:: Material for this exercise ::
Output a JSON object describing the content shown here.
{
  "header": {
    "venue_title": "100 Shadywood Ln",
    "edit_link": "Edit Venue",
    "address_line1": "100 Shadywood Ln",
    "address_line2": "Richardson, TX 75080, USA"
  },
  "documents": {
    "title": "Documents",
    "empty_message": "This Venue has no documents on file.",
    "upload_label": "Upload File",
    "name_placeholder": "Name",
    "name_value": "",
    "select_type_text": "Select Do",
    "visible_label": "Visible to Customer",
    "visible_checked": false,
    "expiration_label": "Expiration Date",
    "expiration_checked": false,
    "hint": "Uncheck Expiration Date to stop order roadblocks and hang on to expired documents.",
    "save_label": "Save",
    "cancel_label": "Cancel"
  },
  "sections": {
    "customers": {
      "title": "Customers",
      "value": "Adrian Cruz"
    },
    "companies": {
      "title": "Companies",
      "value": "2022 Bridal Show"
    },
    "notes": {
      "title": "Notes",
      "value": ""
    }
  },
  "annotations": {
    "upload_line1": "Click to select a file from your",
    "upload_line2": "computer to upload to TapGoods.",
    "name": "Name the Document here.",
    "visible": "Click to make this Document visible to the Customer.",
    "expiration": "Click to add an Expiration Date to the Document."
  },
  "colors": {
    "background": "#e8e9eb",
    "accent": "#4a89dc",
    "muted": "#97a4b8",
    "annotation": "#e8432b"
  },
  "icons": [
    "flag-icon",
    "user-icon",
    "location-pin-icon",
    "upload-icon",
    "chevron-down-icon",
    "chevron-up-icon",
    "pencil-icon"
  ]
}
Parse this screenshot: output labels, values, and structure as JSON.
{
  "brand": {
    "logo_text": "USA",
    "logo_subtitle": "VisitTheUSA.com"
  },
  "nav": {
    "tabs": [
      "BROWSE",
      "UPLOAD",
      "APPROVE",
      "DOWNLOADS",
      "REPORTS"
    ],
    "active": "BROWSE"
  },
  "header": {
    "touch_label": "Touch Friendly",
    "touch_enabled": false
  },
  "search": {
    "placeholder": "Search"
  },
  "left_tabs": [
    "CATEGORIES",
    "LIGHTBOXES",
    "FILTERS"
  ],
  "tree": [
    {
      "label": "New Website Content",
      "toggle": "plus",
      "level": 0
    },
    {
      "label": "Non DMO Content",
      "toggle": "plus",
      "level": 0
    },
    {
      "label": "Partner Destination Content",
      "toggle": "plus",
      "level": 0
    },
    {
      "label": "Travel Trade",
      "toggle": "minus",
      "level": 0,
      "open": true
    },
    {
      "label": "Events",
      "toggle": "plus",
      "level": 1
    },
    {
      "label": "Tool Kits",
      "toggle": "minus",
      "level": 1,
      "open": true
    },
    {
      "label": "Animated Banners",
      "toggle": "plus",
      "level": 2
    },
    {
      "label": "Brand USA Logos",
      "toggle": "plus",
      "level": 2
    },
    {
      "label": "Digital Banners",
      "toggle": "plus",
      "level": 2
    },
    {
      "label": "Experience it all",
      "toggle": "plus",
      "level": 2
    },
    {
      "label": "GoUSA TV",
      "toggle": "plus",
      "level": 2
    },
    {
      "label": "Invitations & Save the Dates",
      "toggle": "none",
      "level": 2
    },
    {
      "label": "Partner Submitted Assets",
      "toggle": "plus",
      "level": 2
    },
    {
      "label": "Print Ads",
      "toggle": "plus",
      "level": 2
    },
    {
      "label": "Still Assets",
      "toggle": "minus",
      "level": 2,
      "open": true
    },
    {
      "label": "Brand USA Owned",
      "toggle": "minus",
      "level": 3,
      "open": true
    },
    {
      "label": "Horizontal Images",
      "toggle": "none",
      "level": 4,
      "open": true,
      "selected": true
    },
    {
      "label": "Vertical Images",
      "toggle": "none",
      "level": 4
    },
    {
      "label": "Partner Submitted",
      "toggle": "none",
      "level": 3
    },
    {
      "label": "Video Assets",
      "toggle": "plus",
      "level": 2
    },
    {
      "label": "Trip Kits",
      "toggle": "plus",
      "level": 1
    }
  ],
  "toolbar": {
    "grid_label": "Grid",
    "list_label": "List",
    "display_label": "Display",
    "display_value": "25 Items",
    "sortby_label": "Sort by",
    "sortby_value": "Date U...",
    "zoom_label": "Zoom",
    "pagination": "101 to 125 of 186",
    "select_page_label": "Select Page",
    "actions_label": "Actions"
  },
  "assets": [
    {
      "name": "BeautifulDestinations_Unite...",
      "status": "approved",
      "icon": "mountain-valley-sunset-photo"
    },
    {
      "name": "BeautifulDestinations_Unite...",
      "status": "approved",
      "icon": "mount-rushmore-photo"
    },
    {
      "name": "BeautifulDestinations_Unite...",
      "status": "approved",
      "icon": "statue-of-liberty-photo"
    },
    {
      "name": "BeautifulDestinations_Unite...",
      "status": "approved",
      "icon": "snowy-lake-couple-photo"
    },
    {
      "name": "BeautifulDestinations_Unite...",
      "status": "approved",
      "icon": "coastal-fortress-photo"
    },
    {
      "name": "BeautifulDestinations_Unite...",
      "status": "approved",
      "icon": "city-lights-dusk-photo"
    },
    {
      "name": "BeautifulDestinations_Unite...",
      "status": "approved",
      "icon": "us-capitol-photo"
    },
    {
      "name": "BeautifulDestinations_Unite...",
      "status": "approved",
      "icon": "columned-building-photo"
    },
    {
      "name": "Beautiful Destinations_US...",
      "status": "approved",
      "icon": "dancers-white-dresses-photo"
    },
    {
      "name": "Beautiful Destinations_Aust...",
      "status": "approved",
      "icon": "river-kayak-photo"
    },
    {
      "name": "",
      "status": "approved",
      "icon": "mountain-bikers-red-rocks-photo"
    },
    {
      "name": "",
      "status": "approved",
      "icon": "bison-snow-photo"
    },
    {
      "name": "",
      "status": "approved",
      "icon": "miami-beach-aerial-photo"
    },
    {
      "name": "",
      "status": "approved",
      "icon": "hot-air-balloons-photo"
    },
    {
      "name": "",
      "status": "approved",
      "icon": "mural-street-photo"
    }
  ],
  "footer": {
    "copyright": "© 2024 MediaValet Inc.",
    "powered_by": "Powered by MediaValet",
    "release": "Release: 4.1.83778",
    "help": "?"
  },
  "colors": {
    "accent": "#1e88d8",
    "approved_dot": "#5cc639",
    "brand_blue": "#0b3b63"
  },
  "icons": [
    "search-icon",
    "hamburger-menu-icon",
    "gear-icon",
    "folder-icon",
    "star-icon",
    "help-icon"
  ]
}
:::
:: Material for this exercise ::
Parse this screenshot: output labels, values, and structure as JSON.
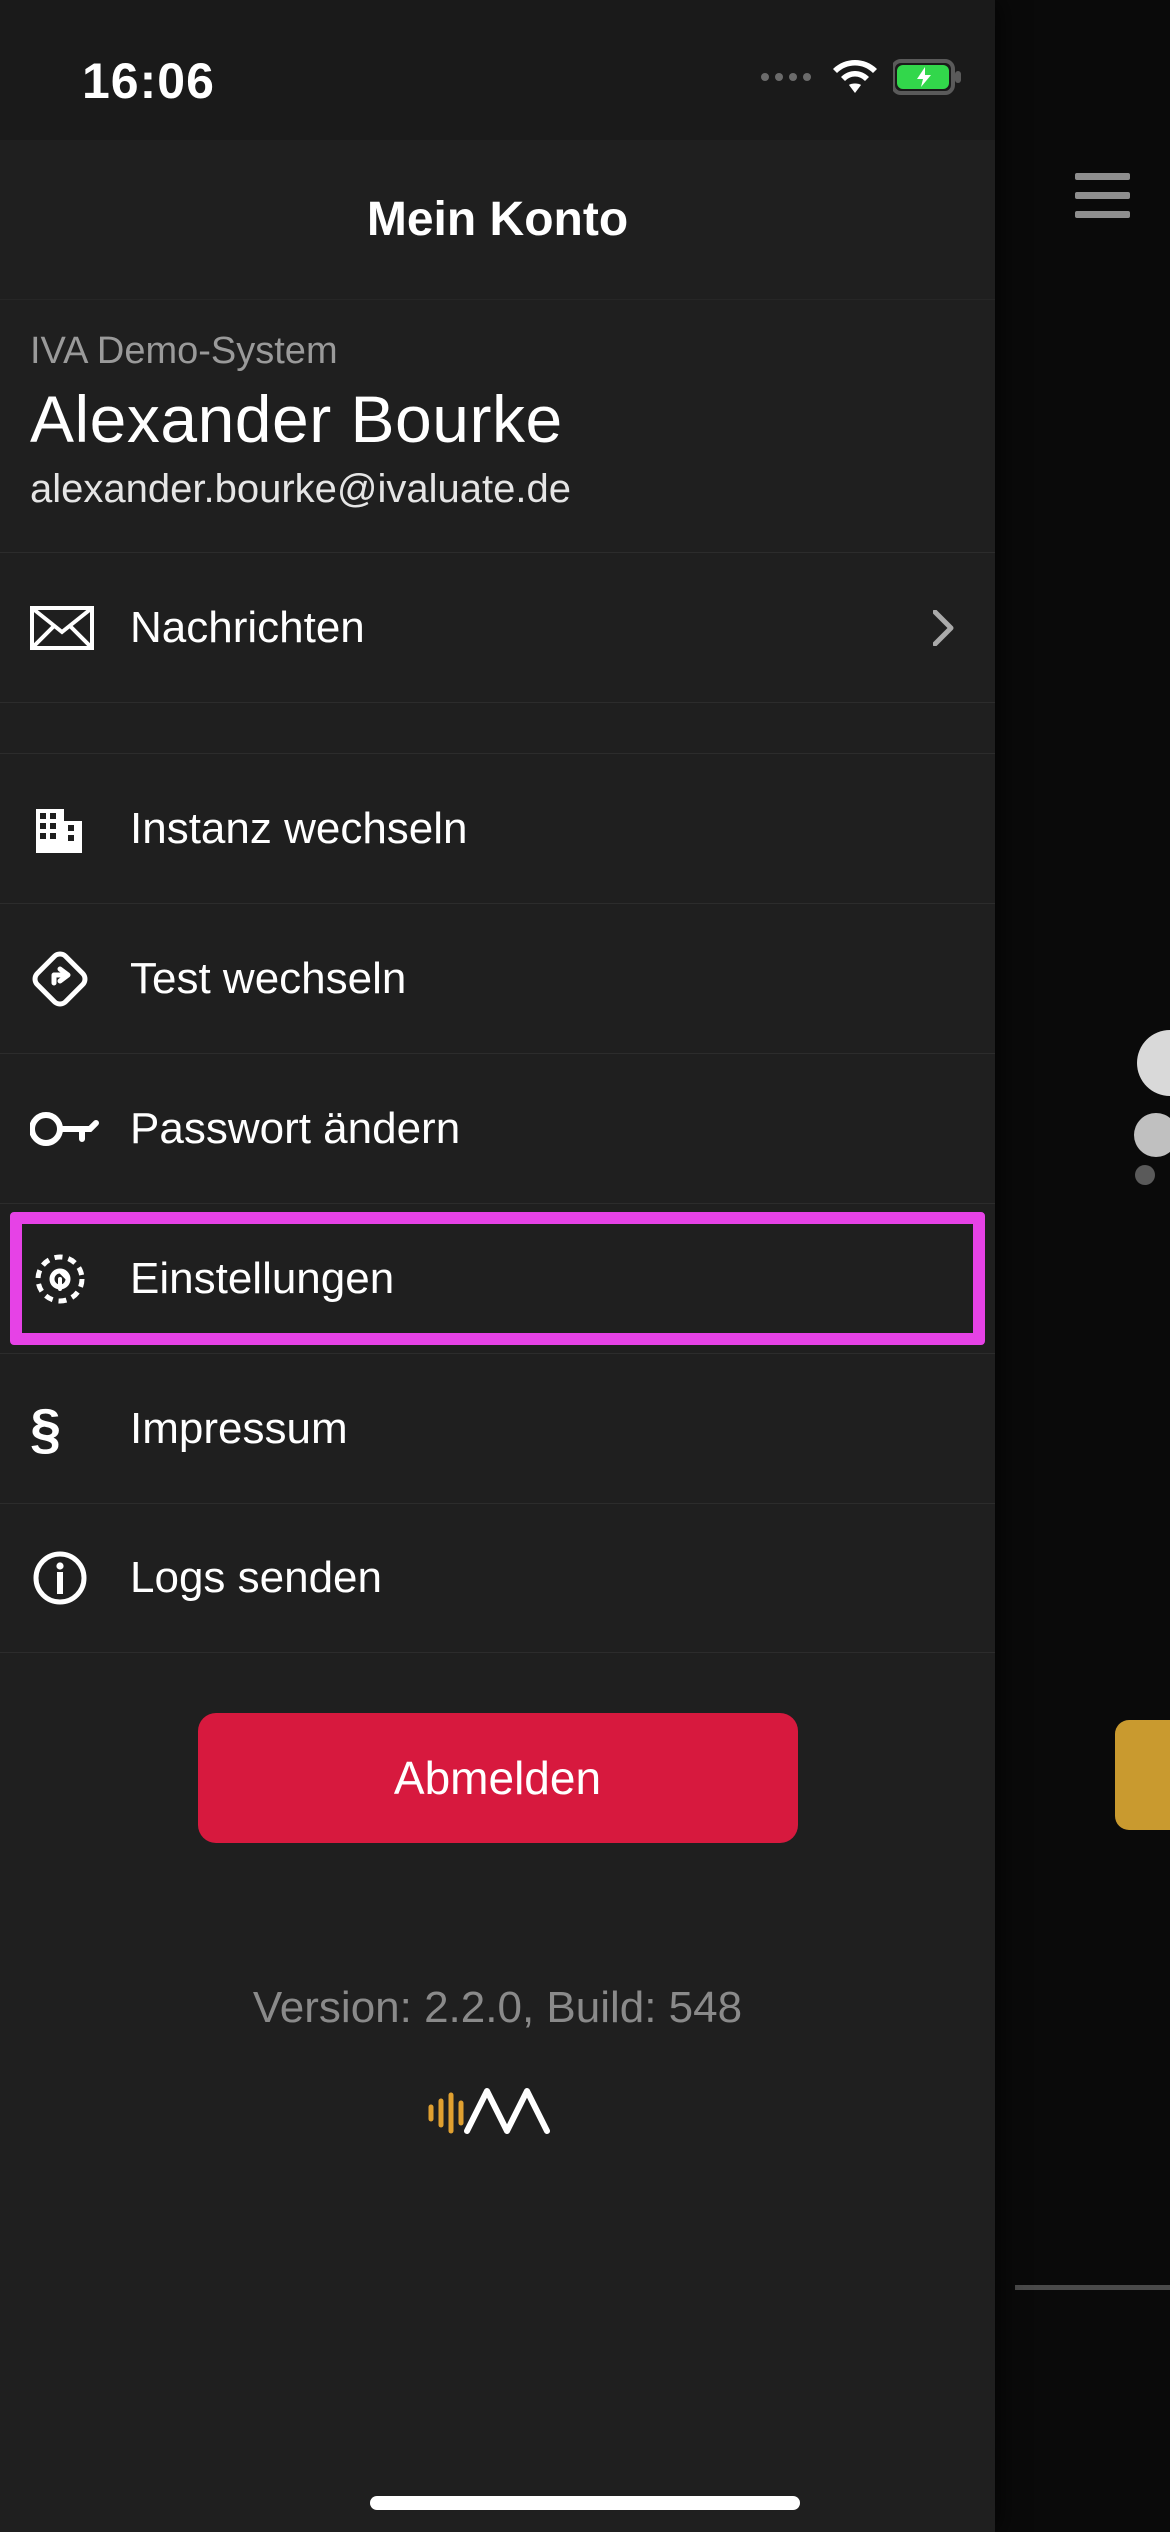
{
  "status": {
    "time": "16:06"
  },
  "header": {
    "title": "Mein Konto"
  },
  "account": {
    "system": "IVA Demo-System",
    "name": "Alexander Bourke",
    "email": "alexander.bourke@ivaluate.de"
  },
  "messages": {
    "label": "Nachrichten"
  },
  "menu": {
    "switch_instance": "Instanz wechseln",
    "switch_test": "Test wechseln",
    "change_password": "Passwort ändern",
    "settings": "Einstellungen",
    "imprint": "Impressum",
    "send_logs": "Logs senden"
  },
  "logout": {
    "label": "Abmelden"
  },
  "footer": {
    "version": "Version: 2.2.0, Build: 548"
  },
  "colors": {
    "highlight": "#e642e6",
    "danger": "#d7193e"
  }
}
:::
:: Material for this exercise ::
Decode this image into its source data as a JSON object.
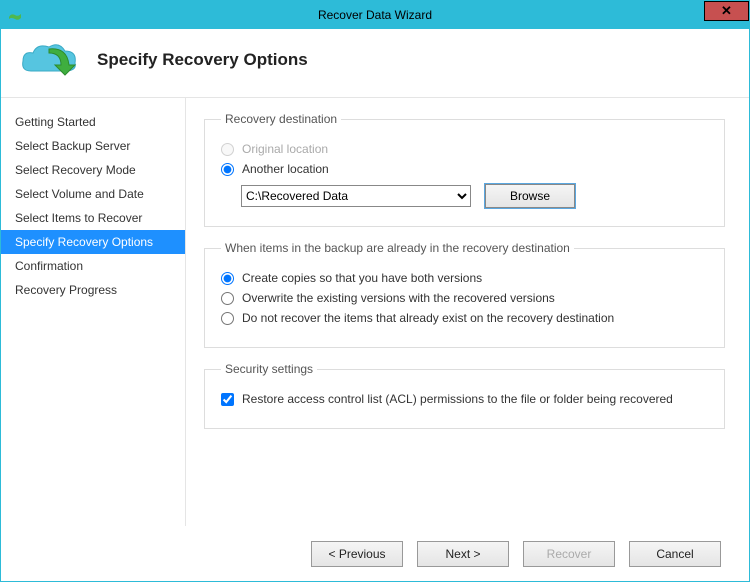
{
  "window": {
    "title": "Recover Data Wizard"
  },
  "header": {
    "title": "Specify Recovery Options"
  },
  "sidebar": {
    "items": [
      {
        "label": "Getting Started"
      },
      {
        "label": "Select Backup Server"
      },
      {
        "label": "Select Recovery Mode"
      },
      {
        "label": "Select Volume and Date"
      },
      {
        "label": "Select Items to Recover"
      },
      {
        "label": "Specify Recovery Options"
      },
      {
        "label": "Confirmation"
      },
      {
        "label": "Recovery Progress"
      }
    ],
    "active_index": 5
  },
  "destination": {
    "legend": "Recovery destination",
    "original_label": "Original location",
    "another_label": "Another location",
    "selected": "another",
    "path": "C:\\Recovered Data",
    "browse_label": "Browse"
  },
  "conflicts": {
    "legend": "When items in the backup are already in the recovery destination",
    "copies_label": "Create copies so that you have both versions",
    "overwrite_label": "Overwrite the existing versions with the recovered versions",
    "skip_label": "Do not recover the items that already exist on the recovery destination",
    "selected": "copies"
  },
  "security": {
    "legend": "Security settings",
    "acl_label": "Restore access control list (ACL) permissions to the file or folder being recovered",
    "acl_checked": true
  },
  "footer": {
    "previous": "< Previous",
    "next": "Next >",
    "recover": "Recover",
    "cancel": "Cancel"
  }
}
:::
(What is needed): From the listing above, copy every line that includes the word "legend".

(Response to the exercise):
    "legend": "Recovery destination",
    "legend": "When items in the backup are already in the recovery destination",
    "legend": "Security settings",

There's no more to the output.